**Dataset records**
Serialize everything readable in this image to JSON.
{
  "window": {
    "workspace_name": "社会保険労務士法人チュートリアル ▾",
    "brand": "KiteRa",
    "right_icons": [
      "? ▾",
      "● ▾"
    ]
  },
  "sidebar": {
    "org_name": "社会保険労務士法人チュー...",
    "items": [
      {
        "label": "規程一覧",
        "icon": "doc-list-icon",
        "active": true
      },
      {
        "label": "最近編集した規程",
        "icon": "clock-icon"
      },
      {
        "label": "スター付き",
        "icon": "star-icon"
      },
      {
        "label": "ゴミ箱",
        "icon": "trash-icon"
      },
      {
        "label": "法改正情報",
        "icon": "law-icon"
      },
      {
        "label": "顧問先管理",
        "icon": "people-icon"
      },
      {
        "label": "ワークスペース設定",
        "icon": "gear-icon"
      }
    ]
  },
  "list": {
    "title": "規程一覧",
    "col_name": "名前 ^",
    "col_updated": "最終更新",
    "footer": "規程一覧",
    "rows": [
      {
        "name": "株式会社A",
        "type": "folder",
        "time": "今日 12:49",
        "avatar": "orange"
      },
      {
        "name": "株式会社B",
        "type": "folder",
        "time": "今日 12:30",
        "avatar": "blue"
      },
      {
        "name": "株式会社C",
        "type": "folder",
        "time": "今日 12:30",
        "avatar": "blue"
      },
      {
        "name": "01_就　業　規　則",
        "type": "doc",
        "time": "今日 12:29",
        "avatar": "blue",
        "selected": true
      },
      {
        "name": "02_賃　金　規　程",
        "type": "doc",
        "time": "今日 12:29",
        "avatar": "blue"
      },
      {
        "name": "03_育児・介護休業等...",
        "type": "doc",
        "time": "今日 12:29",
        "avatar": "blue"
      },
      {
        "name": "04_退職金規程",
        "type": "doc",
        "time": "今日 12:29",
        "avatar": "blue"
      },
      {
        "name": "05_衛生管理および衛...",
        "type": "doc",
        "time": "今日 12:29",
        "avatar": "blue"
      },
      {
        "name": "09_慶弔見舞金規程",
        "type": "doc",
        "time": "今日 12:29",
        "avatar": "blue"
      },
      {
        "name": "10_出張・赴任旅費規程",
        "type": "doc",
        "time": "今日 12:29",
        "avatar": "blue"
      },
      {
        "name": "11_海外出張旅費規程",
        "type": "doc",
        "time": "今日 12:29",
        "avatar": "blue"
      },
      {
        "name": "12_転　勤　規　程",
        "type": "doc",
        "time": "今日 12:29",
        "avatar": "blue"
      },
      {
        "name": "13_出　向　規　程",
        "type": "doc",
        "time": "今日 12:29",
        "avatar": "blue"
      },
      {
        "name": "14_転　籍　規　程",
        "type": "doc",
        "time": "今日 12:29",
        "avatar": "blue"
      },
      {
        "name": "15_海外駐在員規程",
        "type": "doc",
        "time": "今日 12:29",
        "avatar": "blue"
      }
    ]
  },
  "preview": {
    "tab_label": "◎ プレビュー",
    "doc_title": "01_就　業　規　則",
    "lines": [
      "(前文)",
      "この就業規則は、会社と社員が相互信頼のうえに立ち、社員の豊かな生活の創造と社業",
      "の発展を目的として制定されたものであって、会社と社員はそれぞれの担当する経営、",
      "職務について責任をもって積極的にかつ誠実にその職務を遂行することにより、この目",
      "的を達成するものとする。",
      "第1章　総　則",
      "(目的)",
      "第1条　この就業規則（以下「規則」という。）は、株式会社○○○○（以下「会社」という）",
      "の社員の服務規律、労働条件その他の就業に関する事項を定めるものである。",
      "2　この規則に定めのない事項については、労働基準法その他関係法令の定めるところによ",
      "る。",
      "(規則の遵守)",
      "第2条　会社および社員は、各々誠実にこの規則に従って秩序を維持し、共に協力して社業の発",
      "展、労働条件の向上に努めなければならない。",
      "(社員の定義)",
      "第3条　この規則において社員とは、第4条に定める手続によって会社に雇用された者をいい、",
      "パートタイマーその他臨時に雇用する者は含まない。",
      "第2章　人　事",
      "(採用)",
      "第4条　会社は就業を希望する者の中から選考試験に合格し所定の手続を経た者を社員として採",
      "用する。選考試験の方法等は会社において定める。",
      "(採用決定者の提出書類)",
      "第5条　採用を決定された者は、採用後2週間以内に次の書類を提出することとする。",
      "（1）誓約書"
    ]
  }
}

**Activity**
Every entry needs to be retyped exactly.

**Response for this exercise**
Serialize everything readable in this image to JSON.
{
  "window": {
    "workspace_name": "社会保険労務士法人チュートリアル ▾",
    "brand": "KiteRa",
    "right_icons": [
      "? ▾",
      "● ▾"
    ]
  },
  "sidebar": {
    "org_name": "社会保険労務士法人チュー...",
    "items": [
      {
        "label": "規程一覧",
        "icon": "doc-list-icon",
        "active": true
      },
      {
        "label": "最近編集した規程",
        "icon": "clock-icon"
      },
      {
        "label": "スター付き",
        "icon": "star-icon"
      },
      {
        "label": "ゴミ箱",
        "icon": "trash-icon"
      },
      {
        "label": "法改正情報",
        "icon": "law-icon"
      },
      {
        "label": "顧問先管理",
        "icon": "people-icon"
      },
      {
        "label": "ワークスペース設定",
        "icon": "gear-icon"
      }
    ]
  },
  "list": {
    "title": "規程一覧",
    "col_name": "名前 ^",
    "col_updated": "最終更新",
    "footer": "規程一覧",
    "rows": [
      {
        "name": "株式会社A",
        "type": "folder",
        "time": "今日 12:49",
        "avatar": "orange"
      },
      {
        "name": "株式会社B",
        "type": "folder",
        "time": "今日 12:30",
        "avatar": "blue"
      },
      {
        "name": "株式会社C",
        "type": "folder",
        "time": "今日 12:30",
        "avatar": "blue"
      },
      {
        "name": "01_就　業　規　則",
        "type": "doc",
        "time": "今日 12:29",
        "avatar": "blue",
        "selected": true
      },
      {
        "name": "02_賃　金　規　程",
        "type": "doc",
        "time": "今日 12:29",
        "avatar": "blue"
      },
      {
        "name": "03_育児・介護休業等...",
        "type": "doc",
        "time": "今日 12:29",
        "avatar": "blue"
      },
      {
        "name": "04_退職金規程",
        "type": "doc",
        "time": "今日 12:29",
        "avatar": "blue"
      },
      {
        "name": "05_衛生管理および衛...",
        "type": "doc",
        "time": "今日 12:29",
        "avatar": "blue"
      },
      {
        "name": "09_慶弔見舞金規程",
        "type": "doc",
        "time": "今日 12:29",
        "avatar": "blue"
      },
      {
        "name": "10_出張・赴任旅費規程",
        "type": "doc",
        "time": "今日 12:29",
        "avatar": "blue"
      },
      {
        "name": "11_海外出張旅費規程",
        "type": "doc",
        "time": "今日 12:29",
        "avatar": "blue"
      },
      {
        "name": "12_転　勤　規　程",
        "type": "doc",
        "time": "今日 12:29",
        "avatar": "blue"
      },
      {
        "name": "13_出　向　規　程",
        "type": "doc",
        "time": "今日 12:29",
        "avatar": "blue"
      },
      {
        "name": "14_転　籍　規　程",
        "type": "doc",
        "time": "今日 12:29",
        "avatar": "blue"
      },
      {
        "name": "15_海外駐在員規程",
        "type": "doc",
        "time": "今日 12:29",
        "avatar": "blue"
      }
    ]
  },
  "preview": {
    "tab_label": "◎ プレビュー",
    "doc_title": "01_就　業　規　則",
    "lines": [
      "(前文)",
      "この就業規則は、会社と社員が相互信頼のうえに立ち、社員の豊かな生活の創造と社業",
      "の発展を目的として制定されたものであって、会社と社員はそれぞれの担当する経営、",
      "職務について責任をもって積極的にかつ誠実にその職務を遂行することにより、この目",
      "的を達成するものとする。",
      "第1章　総　則",
      "(目的)",
      "第1条　この就業規則（以下「規則」という。）は、株式会社○○○○（以下「会社」という）",
      "の社員の服務規律、労働条件その他の就業に関する事項を定めるものである。",
      "2　この規則に定めのない事項については、労働基準法その他関係法令の定めるところによ",
      "る。",
      "(規則の遵守)",
      "第2条　会社および社員は、各々誠実にこの規則に従って秩序を維持し、共に協力して社業の発",
      "展、労働条件の向上に努めなければならない。",
      "(社員の定義)",
      "第3条　この規則において社員とは、第4条に定める手続によって会社に雇用された者をいい、",
      "パートタイマーその他臨時に雇用する者は含まない。",
      "第2章　人　事",
      "(採用)",
      "第4条　会社は就業を希望する者の中から選考試験に合格し所定の手続を経た者を社員として採",
      "用する。選考試験の方法等は会社において定める。",
      "(採用決定者の提出書類)",
      "第5条　採用を決定された者は、採用後2週間以内に次の書類を提出することとする。",
      "（1）誓約書"
    ]
  }
}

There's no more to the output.